What is the Glycemic Index and what role does it play in my diet?
One of the reasons you hear so much about the glycemic index (GI) is because it has a direct impact on your blood sugar levels. The GI measures how quickly a carbohydrate is digested. Unfortunately, we already live in a carb-fearing society, so for some folks, learning about the GI only makes them warier of these controversial nutrients. But the truth is your cells need carbs because your blood sugar balance controls the release of insulin, also known as the “wellness hormone” or the “health hormone” in the Sears family.
They refer to this hormone as such because when your insulin levels are good and balanced, you just feel better! Think of insulin as the gatekeeper to your cells. It opens the door and lets in sugar when it is required for energy or ushers it to the waiting room for when your body requires it. This, essentially, is what happens when your body has a steady, balanced blood sugar level. It’s when your blood sugar levels are out of balance that your body starts running into trouble; as these levels rise and fall like a roller coaster, your body and your mind become stressed. This ultimately can lead you down the path of type-2 diabetes as well as other diseases…
While this may be a high-level explanation, it should give you a better sense of why people focus so much on the glycemic index. Blood sugar does matter, so having a measurement or scale to determine which foods keep your blood sugar in better balance is a really handy tool.
Slow and steady keeps you in balance.

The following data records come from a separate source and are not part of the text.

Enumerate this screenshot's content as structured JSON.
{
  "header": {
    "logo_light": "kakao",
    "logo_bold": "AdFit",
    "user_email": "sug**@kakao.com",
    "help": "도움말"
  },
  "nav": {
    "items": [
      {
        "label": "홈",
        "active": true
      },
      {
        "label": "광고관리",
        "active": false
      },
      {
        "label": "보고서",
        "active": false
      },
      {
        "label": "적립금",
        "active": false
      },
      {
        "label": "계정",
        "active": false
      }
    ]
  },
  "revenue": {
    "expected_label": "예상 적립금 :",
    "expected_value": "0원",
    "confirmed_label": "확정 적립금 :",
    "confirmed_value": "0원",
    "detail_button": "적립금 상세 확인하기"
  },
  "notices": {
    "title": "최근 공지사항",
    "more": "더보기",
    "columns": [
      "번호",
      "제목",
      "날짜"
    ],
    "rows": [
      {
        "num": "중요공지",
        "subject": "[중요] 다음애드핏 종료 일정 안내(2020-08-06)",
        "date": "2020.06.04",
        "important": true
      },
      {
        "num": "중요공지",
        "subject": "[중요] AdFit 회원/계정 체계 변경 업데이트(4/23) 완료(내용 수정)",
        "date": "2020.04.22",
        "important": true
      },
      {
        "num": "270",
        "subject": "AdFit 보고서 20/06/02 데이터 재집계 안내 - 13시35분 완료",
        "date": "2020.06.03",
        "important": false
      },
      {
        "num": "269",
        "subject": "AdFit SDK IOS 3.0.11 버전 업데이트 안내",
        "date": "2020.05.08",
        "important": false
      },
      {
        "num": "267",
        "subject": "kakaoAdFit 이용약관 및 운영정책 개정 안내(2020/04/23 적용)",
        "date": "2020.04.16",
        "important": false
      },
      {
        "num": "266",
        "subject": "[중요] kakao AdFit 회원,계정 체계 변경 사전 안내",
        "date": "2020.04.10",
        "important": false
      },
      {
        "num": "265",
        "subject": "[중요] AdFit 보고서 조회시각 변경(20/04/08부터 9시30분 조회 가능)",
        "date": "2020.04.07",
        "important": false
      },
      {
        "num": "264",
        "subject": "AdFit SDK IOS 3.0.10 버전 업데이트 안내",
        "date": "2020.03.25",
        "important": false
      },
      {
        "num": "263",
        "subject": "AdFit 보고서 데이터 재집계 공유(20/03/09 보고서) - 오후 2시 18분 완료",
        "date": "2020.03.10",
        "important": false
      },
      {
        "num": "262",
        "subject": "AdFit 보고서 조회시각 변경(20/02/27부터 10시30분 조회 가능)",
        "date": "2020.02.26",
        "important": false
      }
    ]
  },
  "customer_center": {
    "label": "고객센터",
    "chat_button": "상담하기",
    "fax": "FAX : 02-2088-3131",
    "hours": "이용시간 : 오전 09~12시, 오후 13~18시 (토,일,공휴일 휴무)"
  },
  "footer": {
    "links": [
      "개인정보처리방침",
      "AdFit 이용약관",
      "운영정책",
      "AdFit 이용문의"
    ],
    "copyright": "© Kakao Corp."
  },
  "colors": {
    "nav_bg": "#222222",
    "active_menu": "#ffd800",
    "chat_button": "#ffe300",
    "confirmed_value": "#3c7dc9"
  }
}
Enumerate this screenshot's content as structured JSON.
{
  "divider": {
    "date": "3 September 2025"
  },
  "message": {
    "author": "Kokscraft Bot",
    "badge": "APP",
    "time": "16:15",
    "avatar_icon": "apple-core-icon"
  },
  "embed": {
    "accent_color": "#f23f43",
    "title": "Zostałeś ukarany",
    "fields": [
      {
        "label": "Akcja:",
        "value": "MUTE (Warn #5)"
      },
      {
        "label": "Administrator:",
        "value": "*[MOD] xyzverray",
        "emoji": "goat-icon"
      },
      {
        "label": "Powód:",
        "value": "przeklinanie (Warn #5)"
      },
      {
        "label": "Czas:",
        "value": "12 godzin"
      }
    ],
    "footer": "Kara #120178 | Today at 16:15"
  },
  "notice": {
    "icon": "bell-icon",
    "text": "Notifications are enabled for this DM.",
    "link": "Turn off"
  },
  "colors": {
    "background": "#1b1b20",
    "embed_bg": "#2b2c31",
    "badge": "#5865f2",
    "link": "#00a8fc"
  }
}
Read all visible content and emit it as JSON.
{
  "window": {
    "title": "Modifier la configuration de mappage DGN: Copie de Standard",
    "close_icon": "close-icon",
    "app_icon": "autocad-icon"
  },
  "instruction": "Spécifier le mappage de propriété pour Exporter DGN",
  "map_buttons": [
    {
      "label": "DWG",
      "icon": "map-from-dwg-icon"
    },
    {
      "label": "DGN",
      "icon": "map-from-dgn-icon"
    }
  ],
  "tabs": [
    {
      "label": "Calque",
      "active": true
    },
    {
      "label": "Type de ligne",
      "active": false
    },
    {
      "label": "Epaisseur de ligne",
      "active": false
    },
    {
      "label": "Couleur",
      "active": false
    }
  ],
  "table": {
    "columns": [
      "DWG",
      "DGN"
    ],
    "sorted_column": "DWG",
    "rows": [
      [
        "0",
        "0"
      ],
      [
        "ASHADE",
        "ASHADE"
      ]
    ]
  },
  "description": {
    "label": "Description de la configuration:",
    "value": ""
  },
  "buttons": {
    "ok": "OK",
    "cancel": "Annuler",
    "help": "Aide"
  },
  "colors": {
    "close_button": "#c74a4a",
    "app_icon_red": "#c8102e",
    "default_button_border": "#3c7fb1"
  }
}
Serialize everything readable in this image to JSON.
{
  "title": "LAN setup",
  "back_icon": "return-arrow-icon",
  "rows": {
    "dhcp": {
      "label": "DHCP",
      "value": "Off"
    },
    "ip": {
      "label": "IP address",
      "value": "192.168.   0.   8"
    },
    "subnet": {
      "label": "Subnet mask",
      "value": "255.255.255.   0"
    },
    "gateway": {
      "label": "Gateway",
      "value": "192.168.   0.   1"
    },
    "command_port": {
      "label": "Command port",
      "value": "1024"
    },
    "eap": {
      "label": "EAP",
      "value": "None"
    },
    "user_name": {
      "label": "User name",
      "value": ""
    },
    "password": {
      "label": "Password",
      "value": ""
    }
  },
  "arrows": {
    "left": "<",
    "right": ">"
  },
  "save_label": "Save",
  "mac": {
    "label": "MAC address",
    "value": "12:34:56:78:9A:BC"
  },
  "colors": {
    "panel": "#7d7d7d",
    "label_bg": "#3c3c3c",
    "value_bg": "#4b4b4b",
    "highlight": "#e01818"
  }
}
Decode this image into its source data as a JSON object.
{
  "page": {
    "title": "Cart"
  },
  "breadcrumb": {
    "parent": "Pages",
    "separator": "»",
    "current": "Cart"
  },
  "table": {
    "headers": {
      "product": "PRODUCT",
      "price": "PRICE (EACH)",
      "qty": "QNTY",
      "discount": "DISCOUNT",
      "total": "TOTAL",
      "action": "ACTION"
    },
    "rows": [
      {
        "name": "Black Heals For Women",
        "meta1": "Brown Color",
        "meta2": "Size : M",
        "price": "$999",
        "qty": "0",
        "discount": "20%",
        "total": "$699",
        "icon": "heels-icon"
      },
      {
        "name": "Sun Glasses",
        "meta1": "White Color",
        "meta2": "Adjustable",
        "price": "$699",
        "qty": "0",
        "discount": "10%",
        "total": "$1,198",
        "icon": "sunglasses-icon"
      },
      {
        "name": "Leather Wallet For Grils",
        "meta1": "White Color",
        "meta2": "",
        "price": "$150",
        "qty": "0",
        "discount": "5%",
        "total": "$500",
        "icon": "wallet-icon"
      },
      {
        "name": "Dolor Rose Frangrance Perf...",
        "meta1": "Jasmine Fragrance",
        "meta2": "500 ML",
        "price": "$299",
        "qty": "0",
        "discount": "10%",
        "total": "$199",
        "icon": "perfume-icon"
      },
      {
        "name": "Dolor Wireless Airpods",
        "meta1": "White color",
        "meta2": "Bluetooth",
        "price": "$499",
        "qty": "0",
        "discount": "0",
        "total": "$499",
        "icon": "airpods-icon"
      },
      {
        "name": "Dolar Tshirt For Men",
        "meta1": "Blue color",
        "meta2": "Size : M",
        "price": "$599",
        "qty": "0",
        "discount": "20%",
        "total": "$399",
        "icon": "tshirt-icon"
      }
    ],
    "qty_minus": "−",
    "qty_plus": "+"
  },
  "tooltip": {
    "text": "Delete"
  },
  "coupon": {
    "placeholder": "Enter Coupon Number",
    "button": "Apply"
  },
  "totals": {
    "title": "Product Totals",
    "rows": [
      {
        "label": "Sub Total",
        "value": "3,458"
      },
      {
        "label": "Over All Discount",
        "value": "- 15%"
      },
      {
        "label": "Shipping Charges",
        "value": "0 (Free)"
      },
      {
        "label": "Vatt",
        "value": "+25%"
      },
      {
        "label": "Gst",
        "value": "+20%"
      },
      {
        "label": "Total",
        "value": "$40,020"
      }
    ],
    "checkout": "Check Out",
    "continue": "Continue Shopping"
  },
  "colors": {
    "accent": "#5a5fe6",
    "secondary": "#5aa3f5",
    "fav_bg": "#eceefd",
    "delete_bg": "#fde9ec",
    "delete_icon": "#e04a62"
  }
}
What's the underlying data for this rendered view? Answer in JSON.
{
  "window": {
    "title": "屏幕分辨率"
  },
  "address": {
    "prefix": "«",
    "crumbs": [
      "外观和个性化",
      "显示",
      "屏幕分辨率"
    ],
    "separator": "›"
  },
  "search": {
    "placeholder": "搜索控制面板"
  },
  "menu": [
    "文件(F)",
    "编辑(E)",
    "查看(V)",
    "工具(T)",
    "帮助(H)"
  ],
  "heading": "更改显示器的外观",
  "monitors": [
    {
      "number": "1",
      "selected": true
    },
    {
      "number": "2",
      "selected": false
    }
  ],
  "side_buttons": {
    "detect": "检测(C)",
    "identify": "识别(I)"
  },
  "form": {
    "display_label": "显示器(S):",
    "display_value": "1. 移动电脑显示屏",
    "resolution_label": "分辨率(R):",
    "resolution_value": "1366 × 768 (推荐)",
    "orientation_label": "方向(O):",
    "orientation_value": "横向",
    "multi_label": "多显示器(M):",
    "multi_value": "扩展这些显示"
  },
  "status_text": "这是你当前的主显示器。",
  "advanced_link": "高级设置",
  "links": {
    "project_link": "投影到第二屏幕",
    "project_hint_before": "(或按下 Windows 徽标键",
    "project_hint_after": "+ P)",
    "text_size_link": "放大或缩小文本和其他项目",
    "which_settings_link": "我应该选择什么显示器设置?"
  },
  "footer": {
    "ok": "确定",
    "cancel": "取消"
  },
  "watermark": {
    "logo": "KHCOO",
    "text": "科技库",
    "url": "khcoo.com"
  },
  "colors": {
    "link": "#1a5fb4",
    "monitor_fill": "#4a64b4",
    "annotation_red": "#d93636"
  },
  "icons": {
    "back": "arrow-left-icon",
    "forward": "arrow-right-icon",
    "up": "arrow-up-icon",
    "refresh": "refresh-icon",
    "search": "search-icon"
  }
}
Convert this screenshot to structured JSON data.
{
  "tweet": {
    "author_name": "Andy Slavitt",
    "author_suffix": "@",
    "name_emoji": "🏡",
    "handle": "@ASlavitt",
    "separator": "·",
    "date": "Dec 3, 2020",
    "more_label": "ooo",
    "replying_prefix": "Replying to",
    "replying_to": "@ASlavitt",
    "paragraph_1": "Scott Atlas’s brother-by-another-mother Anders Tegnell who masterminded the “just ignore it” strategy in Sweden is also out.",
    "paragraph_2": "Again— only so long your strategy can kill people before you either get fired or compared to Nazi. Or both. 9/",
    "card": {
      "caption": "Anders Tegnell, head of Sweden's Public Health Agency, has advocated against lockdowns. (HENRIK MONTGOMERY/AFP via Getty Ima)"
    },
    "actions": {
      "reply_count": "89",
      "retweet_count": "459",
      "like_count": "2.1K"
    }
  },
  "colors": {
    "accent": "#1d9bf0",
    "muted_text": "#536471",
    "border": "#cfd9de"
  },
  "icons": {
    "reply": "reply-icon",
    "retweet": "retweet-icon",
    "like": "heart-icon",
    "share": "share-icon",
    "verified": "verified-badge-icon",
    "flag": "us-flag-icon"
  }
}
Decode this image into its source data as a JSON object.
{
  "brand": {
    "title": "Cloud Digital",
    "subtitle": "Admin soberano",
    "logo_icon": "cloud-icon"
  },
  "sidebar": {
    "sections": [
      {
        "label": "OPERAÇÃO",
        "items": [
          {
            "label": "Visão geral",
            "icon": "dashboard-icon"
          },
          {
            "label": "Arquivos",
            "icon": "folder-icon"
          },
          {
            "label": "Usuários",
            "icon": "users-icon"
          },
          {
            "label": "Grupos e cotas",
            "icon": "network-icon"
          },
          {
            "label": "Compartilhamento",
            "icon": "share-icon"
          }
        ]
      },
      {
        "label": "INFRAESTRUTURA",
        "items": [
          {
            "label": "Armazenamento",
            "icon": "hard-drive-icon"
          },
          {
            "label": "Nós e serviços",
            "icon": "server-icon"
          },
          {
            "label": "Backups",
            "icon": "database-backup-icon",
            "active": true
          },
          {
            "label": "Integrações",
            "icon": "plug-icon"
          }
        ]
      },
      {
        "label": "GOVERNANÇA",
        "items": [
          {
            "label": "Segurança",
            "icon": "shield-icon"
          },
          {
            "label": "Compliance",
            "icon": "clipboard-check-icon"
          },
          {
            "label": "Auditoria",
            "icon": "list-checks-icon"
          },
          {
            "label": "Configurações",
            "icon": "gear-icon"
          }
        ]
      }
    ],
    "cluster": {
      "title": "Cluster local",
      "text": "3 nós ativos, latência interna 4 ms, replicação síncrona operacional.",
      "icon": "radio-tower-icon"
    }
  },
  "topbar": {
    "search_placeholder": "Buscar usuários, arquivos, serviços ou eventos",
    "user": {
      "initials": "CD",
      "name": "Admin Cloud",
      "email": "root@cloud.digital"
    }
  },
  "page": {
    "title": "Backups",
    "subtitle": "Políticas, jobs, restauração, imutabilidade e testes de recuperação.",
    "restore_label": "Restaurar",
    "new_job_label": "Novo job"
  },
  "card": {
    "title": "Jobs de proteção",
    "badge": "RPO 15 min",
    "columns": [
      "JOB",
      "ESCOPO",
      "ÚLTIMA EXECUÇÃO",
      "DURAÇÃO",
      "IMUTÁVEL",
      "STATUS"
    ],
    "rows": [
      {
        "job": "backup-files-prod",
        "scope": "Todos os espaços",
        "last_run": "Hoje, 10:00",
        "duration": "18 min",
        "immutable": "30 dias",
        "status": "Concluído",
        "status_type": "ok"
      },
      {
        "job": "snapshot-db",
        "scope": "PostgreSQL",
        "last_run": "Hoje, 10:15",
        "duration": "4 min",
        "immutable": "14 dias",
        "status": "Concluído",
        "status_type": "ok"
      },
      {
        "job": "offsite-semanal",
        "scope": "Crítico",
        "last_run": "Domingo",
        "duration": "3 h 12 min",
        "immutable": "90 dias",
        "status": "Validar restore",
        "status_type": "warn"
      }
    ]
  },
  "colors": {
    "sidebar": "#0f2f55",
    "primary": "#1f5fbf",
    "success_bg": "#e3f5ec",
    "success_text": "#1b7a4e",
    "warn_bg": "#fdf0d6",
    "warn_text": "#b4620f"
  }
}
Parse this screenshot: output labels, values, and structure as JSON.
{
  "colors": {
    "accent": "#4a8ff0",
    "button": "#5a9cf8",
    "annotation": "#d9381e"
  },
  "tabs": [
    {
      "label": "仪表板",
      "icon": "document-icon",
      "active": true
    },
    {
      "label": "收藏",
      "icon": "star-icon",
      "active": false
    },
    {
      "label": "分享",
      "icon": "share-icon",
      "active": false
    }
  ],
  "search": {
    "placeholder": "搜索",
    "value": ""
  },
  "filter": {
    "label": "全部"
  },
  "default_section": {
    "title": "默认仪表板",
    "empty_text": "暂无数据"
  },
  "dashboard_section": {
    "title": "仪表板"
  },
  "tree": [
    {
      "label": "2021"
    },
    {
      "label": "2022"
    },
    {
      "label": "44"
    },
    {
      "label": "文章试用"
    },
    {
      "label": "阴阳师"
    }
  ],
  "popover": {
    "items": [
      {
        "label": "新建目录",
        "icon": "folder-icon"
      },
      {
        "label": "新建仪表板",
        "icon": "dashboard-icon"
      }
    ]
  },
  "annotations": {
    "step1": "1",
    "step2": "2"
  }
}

Low GI foods, which include most veggies and proteins (meat, fish and dairy) and some fruits, enter your bloodstream slowly. This triggers a less-intense insulin response, and results in steadier blood-sugar levels. High GI foods, which include processed foods and sweetened beverages, generally lack fiber and protein, so they storm the bloodstream quickly and jolt your body into producing insulin. To maintain the balance, you want to remember to keep your carbs low and slow. You can look up a food’s GI in books on nutrition or on the internet (as always, Google wisely), but try to remember this general principle: healthy carbs – those packaged with fiber, protein, or fat –tend to have a low GI, and junky carbs – the ones that go it alone – tend to be the high-GI carbs. Choose whole foods and minimally processed foods to keep your blood sugar levels happy and healthy.